The only evidence in the movie that the absence of Christians will make a visible difference is in the number of auto accidents. Cars went out of control when their drivers were issued the Great Summons from the sky. Yet even here, the screenwriter does not have anyone say this. It is merely implied by a street full of banged-up cars.
There are no airplane crashes on-screen. Why not? Is it because the screenwriter assumed that Christians are not well-educated enough to be pilots? Or is this movie a subtle ad for El Al Airlines?
Yes, I am being sarcastic, but for a reason. The doctrine of the premillennial, pre-tribulation Rapture has gutted fundamentalism culturally for well over a century. What Christian wants to pay the personal sacrificial price that gaining influence requires, when he also expects the church to be removed from the world in the very near future? After all, the antichrist will inherit everything. Covenant-breakers will become the heirs of the capital of covenant-keepers. Why sacrifice today to build up an inheritance for God's enemies?
The Bible teaches that "a good man leaveth an inheritance to his children's children: and the wealth of the sinner is laid up for the just" (Proverbs 13:22). The Rapture doctrine teaches that the wealth of the just is laid up for the sinner. So, why spend a lifetime of above-average effort and risk-taking in order to lay up an inheritance that will be confiscated by the sinners left behind?
A radical present-orientation afflicts Protestant fundamentalists. In 1970, Edward Banfield identified the primary origin of lower-class culture as its present-orientation. (See the original edition of his book, The Unheavenly City.) It is not a person's income but rather his time-perspective that best identifies his class position. Fundamentalists, by this definition, are lower class.

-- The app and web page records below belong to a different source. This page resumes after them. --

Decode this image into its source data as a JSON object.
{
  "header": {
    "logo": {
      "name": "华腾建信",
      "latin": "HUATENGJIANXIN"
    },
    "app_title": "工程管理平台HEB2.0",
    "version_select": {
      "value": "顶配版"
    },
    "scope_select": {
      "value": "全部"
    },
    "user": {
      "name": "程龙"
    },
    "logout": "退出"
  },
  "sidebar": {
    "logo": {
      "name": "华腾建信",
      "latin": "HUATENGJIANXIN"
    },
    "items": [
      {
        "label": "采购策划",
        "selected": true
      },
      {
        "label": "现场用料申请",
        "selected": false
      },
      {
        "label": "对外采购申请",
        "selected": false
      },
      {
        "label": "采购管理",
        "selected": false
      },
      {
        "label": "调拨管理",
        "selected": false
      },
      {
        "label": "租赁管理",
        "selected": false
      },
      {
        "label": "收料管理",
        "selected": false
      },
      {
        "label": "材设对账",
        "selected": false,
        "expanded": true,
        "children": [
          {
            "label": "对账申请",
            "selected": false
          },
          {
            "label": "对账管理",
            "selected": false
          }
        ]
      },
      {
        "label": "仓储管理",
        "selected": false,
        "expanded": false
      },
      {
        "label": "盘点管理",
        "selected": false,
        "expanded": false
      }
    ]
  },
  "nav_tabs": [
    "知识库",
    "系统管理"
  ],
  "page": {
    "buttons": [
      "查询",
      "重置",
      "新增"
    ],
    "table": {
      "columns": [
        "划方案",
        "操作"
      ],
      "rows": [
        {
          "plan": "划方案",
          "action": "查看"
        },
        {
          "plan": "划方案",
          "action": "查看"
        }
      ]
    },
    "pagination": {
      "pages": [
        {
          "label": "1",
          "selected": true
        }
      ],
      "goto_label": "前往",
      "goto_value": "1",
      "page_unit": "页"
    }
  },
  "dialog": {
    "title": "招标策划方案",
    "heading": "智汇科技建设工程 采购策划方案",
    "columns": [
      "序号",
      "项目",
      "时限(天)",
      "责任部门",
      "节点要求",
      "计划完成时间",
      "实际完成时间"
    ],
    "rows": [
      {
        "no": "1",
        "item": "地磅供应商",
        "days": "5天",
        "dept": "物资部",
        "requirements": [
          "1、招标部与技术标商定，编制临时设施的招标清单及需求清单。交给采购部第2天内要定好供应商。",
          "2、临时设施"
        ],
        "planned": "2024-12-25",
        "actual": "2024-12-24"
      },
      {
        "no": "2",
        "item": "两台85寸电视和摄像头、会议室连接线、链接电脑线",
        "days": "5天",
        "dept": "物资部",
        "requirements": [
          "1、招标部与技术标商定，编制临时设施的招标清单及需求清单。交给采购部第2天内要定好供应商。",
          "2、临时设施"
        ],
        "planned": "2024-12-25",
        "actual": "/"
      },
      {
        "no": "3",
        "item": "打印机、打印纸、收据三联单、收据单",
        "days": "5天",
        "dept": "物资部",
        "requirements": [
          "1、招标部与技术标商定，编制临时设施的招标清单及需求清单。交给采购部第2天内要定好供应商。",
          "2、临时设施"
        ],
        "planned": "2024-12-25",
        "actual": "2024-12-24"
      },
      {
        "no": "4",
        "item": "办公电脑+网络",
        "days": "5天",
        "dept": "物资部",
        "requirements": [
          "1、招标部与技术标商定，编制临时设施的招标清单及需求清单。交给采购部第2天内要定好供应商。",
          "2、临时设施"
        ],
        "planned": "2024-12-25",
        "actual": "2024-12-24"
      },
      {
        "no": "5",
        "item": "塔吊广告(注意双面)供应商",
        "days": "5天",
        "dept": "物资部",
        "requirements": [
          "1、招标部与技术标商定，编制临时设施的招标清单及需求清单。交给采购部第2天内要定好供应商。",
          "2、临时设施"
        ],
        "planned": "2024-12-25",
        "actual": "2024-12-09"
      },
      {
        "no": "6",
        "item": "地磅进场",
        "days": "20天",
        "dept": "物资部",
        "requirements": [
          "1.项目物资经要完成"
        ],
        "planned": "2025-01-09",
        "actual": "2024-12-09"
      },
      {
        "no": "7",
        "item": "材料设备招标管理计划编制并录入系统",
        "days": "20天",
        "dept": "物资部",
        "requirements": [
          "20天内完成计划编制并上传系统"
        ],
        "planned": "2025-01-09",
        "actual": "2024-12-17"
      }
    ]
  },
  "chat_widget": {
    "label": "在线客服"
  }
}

A person who has no faith in the long-term earthly future of his legacy is unlike to save, work long hours to build a business, advance his education, or do anything else that involves long-term sacrifice, other than foreign missions. Ludwig von Mises argued that people with high time-preference (low future-orientation) pay high interest rates to borrow money, and will not save unless they are offered high interest rates by borrowers. Cultures that are high time-preference societies experience low capital formation and therefore low economic growth, he said. They are unwilling to pay for it. They get what they pay for.
The result, artistically, is "Left Behind."
I end this essay with a Bible verse. It should be applied in more senses than one.
For if the trumpet give an uncertain sound, who shall prepare himself to the battle? (I Corinthians 14:8)
Culturally, intellectually, and politically, American fundamentalists have been left behind. They have done their best to leave behind nothing of cultural value. They are committed theologically to cultural irrelevance, as I have explained in Chapter 5 of my book, Rapture Fever. Culturally, they have sounded an uncertain trumpet. They need a lot more Louis Armstrong, figuratively speaking.
January 10, 2001
Gary North is the author of an eleven-volume series, An Economic Commentary on the Bible. The latest volume is Cooperation and Dominion: An Economic Commentary on Romans. The series can be downloaded free of charge at www.freebooks.com.
© 2001 LewRockwell.com